**Work task:** Which lines below hold the word "initial"? Copy all of them.

**Information supplied:**
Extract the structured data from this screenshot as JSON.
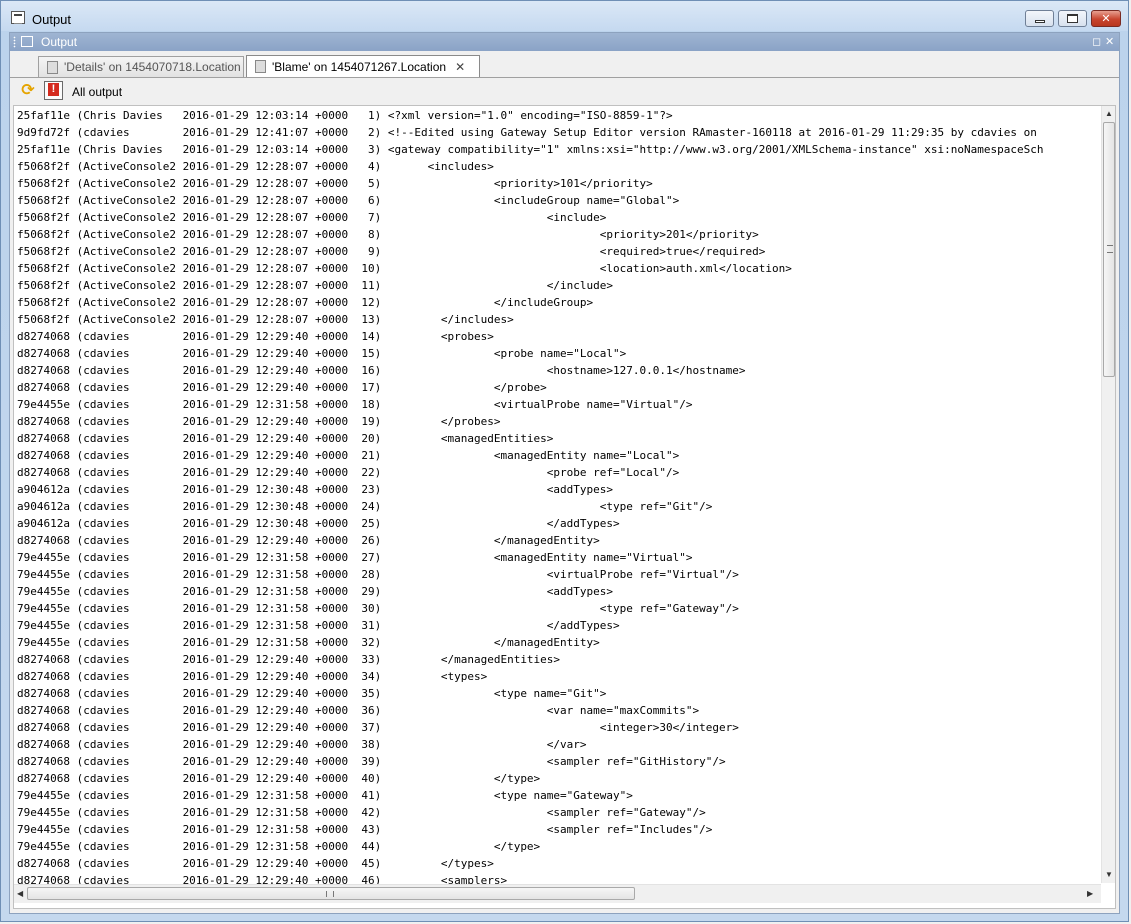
{
  "window": {
    "title": "Output"
  },
  "panel": {
    "title": "Output"
  },
  "tabs": [
    {
      "label": "'Details' on 1454070718.Location",
      "close": "✕"
    },
    {
      "label": "'Blame' on 1454071267.Location",
      "close": "✕"
    }
  ],
  "toolbar": {
    "all_output_label": "All output"
  },
  "lines": [
    "25faf11e (Chris Davies   2016-01-29 12:03:14 +0000   1) <?xml version=\"1.0\" encoding=\"ISO-8859-1\"?>",
    "9d9fd72f (cdavies        2016-01-29 12:41:07 +0000   2) <!--Edited using Gateway Setup Editor version RAmaster-160118 at 2016-01-29 11:29:35 by cdavies on",
    "25faf11e (Chris Davies   2016-01-29 12:03:14 +0000   3) <gateway compatibility=\"1\" xmlns:xsi=\"http://www.w3.org/2001/XMLSchema-instance\" xsi:noNamespaceSch",
    "f5068f2f (ActiveConsole2 2016-01-29 12:28:07 +0000   4)       <includes>",
    "f5068f2f (ActiveConsole2 2016-01-29 12:28:07 +0000   5)                 <priority>101</priority>",
    "f5068f2f (ActiveConsole2 2016-01-29 12:28:07 +0000   6)                 <includeGroup name=\"Global\">",
    "f5068f2f (ActiveConsole2 2016-01-29 12:28:07 +0000   7)                         <include>",
    "f5068f2f (ActiveConsole2 2016-01-29 12:28:07 +0000   8)                                 <priority>201</priority>",
    "f5068f2f (ActiveConsole2 2016-01-29 12:28:07 +0000   9)                                 <required>true</required>",
    "f5068f2f (ActiveConsole2 2016-01-29 12:28:07 +0000  10)                                 <location>auth.xml</location>",
    "f5068f2f (ActiveConsole2 2016-01-29 12:28:07 +0000  11)                         </include>",
    "f5068f2f (ActiveConsole2 2016-01-29 12:28:07 +0000  12)                 </includeGroup>",
    "f5068f2f (ActiveConsole2 2016-01-29 12:28:07 +0000  13)         </includes>",
    "d8274068 (cdavies        2016-01-29 12:29:40 +0000  14)         <probes>",
    "d8274068 (cdavies        2016-01-29 12:29:40 +0000  15)                 <probe name=\"Local\">",
    "d8274068 (cdavies        2016-01-29 12:29:40 +0000  16)                         <hostname>127.0.0.1</hostname>",
    "d8274068 (cdavies        2016-01-29 12:29:40 +0000  17)                 </probe>",
    "79e4455e (cdavies        2016-01-29 12:31:58 +0000  18)                 <virtualProbe name=\"Virtual\"/>",
    "d8274068 (cdavies        2016-01-29 12:29:40 +0000  19)         </probes>",
    "d8274068 (cdavies        2016-01-29 12:29:40 +0000  20)         <managedEntities>",
    "d8274068 (cdavies        2016-01-29 12:29:40 +0000  21)                 <managedEntity name=\"Local\">",
    "d8274068 (cdavies        2016-01-29 12:29:40 +0000  22)                         <probe ref=\"Local\"/>",
    "a904612a (cdavies        2016-01-29 12:30:48 +0000  23)                         <addTypes>",
    "a904612a (cdavies        2016-01-29 12:30:48 +0000  24)                                 <type ref=\"Git\"/>",
    "a904612a (cdavies        2016-01-29 12:30:48 +0000  25)                         </addTypes>",
    "d8274068 (cdavies        2016-01-29 12:29:40 +0000  26)                 </managedEntity>",
    "79e4455e (cdavies        2016-01-29 12:31:58 +0000  27)                 <managedEntity name=\"Virtual\">",
    "79e4455e (cdavies        2016-01-29 12:31:58 +0000  28)                         <virtualProbe ref=\"Virtual\"/>",
    "79e4455e (cdavies        2016-01-29 12:31:58 +0000  29)                         <addTypes>",
    "79e4455e (cdavies        2016-01-29 12:31:58 +0000  30)                                 <type ref=\"Gateway\"/>",
    "79e4455e (cdavies        2016-01-29 12:31:58 +0000  31)                         </addTypes>",
    "79e4455e (cdavies        2016-01-29 12:31:58 +0000  32)                 </managedEntity>",
    "d8274068 (cdavies        2016-01-29 12:29:40 +0000  33)         </managedEntities>",
    "d8274068 (cdavies        2016-01-29 12:29:40 +0000  34)         <types>",
    "d8274068 (cdavies        2016-01-29 12:29:40 +0000  35)                 <type name=\"Git\">",
    "d8274068 (cdavies        2016-01-29 12:29:40 +0000  36)                         <var name=\"maxCommits\">",
    "d8274068 (cdavies        2016-01-29 12:29:40 +0000  37)                                 <integer>30</integer>",
    "d8274068 (cdavies        2016-01-29 12:29:40 +0000  38)                         </var>",
    "d8274068 (cdavies        2016-01-29 12:29:40 +0000  39)                         <sampler ref=\"GitHistory\"/>",
    "d8274068 (cdavies        2016-01-29 12:29:40 +0000  40)                 </type>",
    "79e4455e (cdavies        2016-01-29 12:31:58 +0000  41)                 <type name=\"Gateway\">",
    "79e4455e (cdavies        2016-01-29 12:31:58 +0000  42)                         <sampler ref=\"Gateway\"/>",
    "79e4455e (cdavies        2016-01-29 12:31:58 +0000  43)                         <sampler ref=\"Includes\"/>",
    "79e4455e (cdavies        2016-01-29 12:31:58 +0000  44)                 </type>",
    "d8274068 (cdavies        2016-01-29 12:29:40 +0000  45)         </types>",
    "d8274068 (cdavies        2016-01-29 12:29:40 +0000  46)         <samplers>"
  ]
}
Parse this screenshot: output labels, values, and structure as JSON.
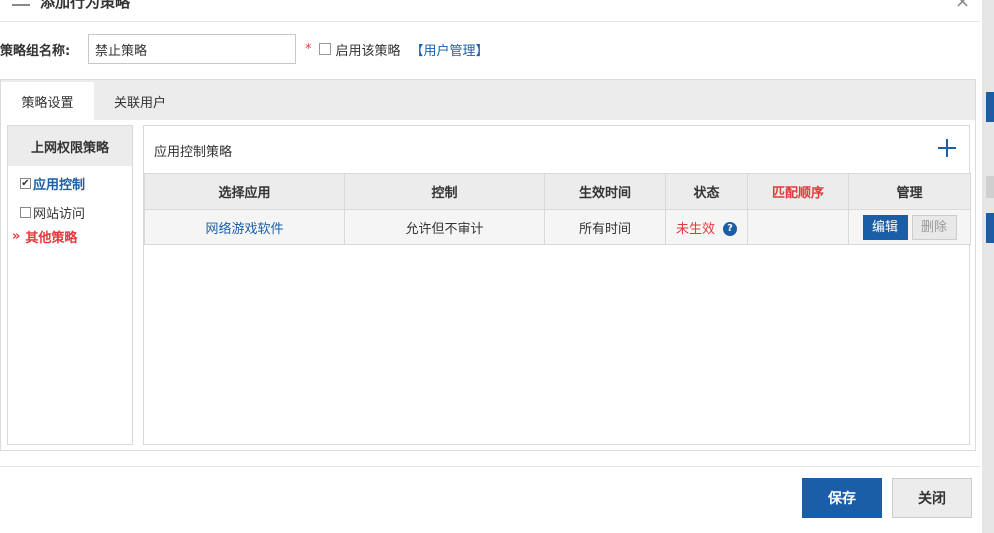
{
  "dialog": {
    "title": "添加行为策略",
    "close_glyph": "×"
  },
  "form": {
    "name_label": "策略组名称:",
    "name_value": "禁止策略",
    "required_mark": "*",
    "enable_label": "启用该策略",
    "user_mgmt_link": "【用户管理】"
  },
  "tabs": [
    {
      "label": "策略设置",
      "active": true
    },
    {
      "label": "关联用户",
      "active": false
    }
  ],
  "left_panel": {
    "header": "上网权限策略",
    "items": [
      {
        "label": "应用控制",
        "checked": true,
        "check_glyph": "✔"
      },
      {
        "label": "网站访问",
        "checked": false
      },
      {
        "label": "其他策略",
        "marker": "»"
      }
    ]
  },
  "right_panel": {
    "title": "应用控制策略",
    "columns": [
      "选择应用",
      "控制",
      "生效时间",
      "状态",
      "匹配顺序",
      "管理"
    ],
    "rows": [
      {
        "app": "网络游戏软件",
        "control": "允许但不审计",
        "time": "所有时间",
        "status": "未生效",
        "help": "?",
        "order": "",
        "edit": "编辑",
        "delete": "删除"
      }
    ]
  },
  "footer": {
    "save_label": "保存",
    "close_label": "关闭"
  },
  "colors": {
    "accent": "#1a5ea8",
    "danger": "#e4393c"
  }
}
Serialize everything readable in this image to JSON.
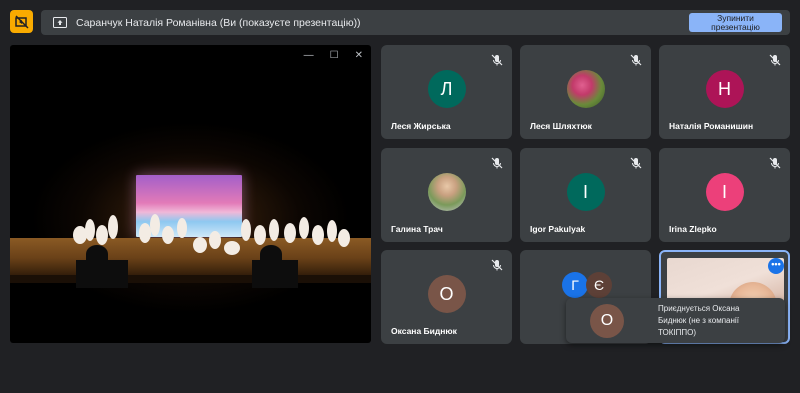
{
  "banner": {
    "text": "Саранчук Наталія Романівна (Ви (показуєте презентацію))",
    "stop_line1": "Зупинити",
    "stop_line2": "презентацію"
  },
  "presentation": {
    "window_controls": [
      "—",
      "☐",
      "✕"
    ]
  },
  "participants": [
    {
      "name": "Леся Жирська",
      "initial": "Л",
      "color": "#00695c",
      "muted": true
    },
    {
      "name": "Леся Шляхтюк",
      "initial": "",
      "photo": "flowers",
      "muted": true
    },
    {
      "name": "Наталія Романишин",
      "initial": "Н",
      "color": "#ad1457",
      "muted": true
    },
    {
      "name": "Галина Трач",
      "initial": "",
      "photo": "portrait",
      "muted": true
    },
    {
      "name": "Igor Pakulyak",
      "initial": "I",
      "color": "#00695c",
      "muted": true
    },
    {
      "name": "Irina Zlepko",
      "initial": "I",
      "color": "#ec407a",
      "muted": true
    },
    {
      "name": "Оксана Биднюк",
      "initial": "О",
      "color": "#795548",
      "muted": true
    },
    {
      "group": [
        "Г",
        "Є"
      ],
      "group_colors": [
        "#1a73e8",
        "#5d4037"
      ]
    },
    {
      "active": true,
      "more_label": "•••"
    }
  ],
  "toast": {
    "initial": "О",
    "text": "Приєднується Оксана Биднюк (не з компанії ТОКІППО)"
  },
  "colors": {
    "background": "#202124",
    "tile": "#3c4043",
    "accent": "#8ab4f8",
    "app_icon": "#f9ab00"
  }
}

**Answer to this problem:**
      "initial": "Л",
      "initial": "",
      "initial": "Н",
      "initial": "",
      "initial": "I",
      "initial": "I",
      "initial": "О",
    "initial": "О",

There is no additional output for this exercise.